_TASK GOAL_
Report all lines in the records that hold the string "Function".

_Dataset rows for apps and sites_
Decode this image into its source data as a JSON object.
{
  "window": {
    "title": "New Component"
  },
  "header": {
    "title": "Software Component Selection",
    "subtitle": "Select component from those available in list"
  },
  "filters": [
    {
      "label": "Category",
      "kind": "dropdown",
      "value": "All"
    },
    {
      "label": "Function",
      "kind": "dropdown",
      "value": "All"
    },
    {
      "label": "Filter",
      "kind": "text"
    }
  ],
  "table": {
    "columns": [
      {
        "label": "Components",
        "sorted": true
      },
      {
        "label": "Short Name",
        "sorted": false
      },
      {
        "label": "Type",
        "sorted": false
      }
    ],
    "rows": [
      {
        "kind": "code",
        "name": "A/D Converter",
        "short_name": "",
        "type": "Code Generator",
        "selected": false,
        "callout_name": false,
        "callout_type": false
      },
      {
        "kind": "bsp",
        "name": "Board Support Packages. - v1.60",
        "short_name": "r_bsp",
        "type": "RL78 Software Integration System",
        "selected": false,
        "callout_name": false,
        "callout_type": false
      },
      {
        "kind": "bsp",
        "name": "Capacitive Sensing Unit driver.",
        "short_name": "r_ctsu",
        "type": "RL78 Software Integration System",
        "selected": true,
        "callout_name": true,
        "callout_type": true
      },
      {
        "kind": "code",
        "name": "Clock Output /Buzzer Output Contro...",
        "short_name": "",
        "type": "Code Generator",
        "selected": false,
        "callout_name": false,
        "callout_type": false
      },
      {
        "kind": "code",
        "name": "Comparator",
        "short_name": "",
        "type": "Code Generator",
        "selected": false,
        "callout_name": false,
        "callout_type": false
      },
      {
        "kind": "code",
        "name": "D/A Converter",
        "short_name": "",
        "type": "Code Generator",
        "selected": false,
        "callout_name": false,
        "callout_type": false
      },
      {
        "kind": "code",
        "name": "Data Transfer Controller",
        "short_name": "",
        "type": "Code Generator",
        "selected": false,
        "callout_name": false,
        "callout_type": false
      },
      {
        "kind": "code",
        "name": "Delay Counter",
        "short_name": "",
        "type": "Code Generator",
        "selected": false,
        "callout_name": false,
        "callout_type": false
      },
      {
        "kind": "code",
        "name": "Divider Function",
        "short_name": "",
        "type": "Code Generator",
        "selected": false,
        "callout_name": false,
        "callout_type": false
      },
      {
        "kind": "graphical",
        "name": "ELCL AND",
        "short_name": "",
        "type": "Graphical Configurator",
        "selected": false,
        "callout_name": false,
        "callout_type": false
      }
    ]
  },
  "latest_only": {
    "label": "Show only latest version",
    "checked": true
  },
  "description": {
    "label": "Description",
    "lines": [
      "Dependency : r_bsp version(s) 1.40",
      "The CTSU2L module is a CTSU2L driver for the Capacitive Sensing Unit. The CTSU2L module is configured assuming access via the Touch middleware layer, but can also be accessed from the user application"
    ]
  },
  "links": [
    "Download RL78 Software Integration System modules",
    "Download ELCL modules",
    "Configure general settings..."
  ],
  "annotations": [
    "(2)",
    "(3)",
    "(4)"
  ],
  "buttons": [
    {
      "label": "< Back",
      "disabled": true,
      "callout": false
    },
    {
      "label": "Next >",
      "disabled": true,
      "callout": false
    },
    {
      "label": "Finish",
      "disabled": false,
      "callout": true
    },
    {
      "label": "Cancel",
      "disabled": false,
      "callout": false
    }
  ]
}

_TASK ANSWER_
      "label": "Function",
        "name": "Divider Function",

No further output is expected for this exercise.